Please show every line in the entries below that includes the word "JSON".

§ Data records

------

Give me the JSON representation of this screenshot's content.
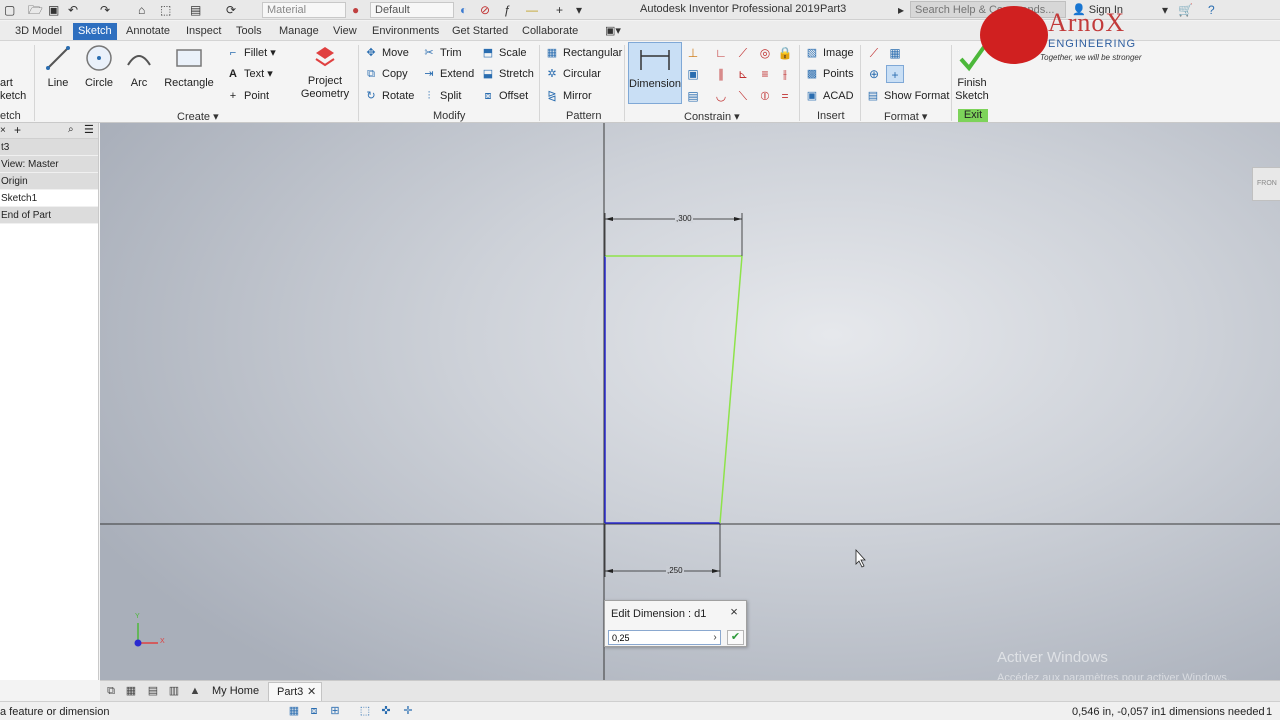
{
  "titlebar": {
    "material": "Material",
    "appearance": "Default",
    "app_title": "Autodesk Inventor Professional 2019",
    "doc_name": "Part3",
    "search_placeholder": "Search Help & Commands...",
    "sign_in": "Sign In"
  },
  "tabs": [
    "3D Model",
    "Sketch",
    "Annotate",
    "Inspect",
    "Tools",
    "Manage",
    "View",
    "Environments",
    "Get Started",
    "Collaborate"
  ],
  "ribbon": {
    "start_sketch_line1": "art",
    "start_sketch_line2": "ketch",
    "sketch_group_label": "etch",
    "create": {
      "label": "Create",
      "line": "Line",
      "circle": "Circle",
      "arc": "Arc",
      "rectangle": "Rectangle",
      "fillet": "Fillet",
      "text": "Text",
      "point": "Point",
      "project_geometry_1": "Project",
      "project_geometry_2": "Geometry"
    },
    "modify": {
      "label": "Modify",
      "move": "Move",
      "trim": "Trim",
      "scale": "Scale",
      "copy": "Copy",
      "extend": "Extend",
      "stretch": "Stretch",
      "rotate": "Rotate",
      "split": "Split",
      "offset": "Offset"
    },
    "pattern": {
      "label": "Pattern",
      "rectangular": "Rectangular",
      "circular": "Circular",
      "mirror": "Mirror"
    },
    "constrain": {
      "label": "Constrain",
      "dimension": "Dimension"
    },
    "insert": {
      "label": "Insert",
      "image": "Image",
      "points": "Points",
      "acad": "ACAD"
    },
    "format": {
      "label": "Format",
      "show_format": "Show Format"
    },
    "exit": {
      "label": "Exit",
      "finish_1": "Finish",
      "finish_2": "Sketch"
    }
  },
  "logo": {
    "name": "ArnoX",
    "engineering": "ENGINEERING",
    "tagline": "Together, we will be stronger"
  },
  "browser": {
    "items": [
      "t3",
      "View: Master",
      "Origin",
      "Sketch1",
      "End of Part"
    ]
  },
  "sketch": {
    "top_dimension": ",300",
    "bottom_dimension": ",250",
    "viewcube_label": "FRON",
    "axis_y": "Y",
    "axis_x": "X"
  },
  "edit_dimension": {
    "title": "Edit Dimension : d1",
    "value": "0,25"
  },
  "watermark": {
    "line1": "Activer Windows",
    "line2": "Accédez aux paramètres pour activer Windows."
  },
  "doc_tabs": {
    "my_home": "My Home",
    "part3": "Part3"
  },
  "status": {
    "message": "a feature or dimension",
    "coords": "0,546 in, -0,057 in",
    "dim_count": "1 dimensions needed",
    "number": "1"
  },
  "colors": {
    "active_tab": "#2e6fbf",
    "sketch_blue": "#2a2ad0",
    "sketch_green": "#8ee34a",
    "exit_green": "#7dd35a"
  }
}
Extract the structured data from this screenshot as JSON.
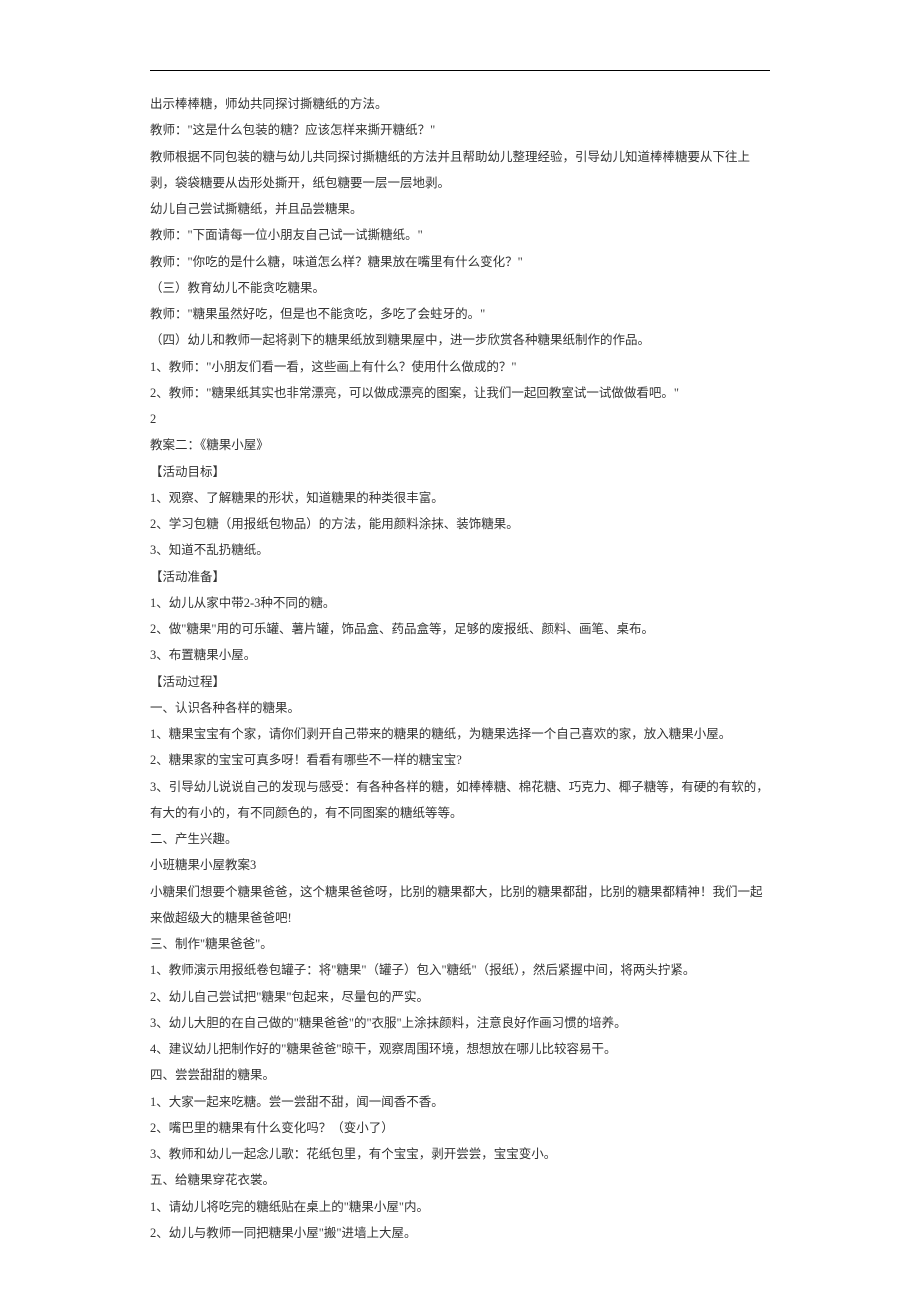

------

§ Response for this exercise
Give me the JSON representation of this screenshot's content.
Extract the structured data from this screenshot as JSON.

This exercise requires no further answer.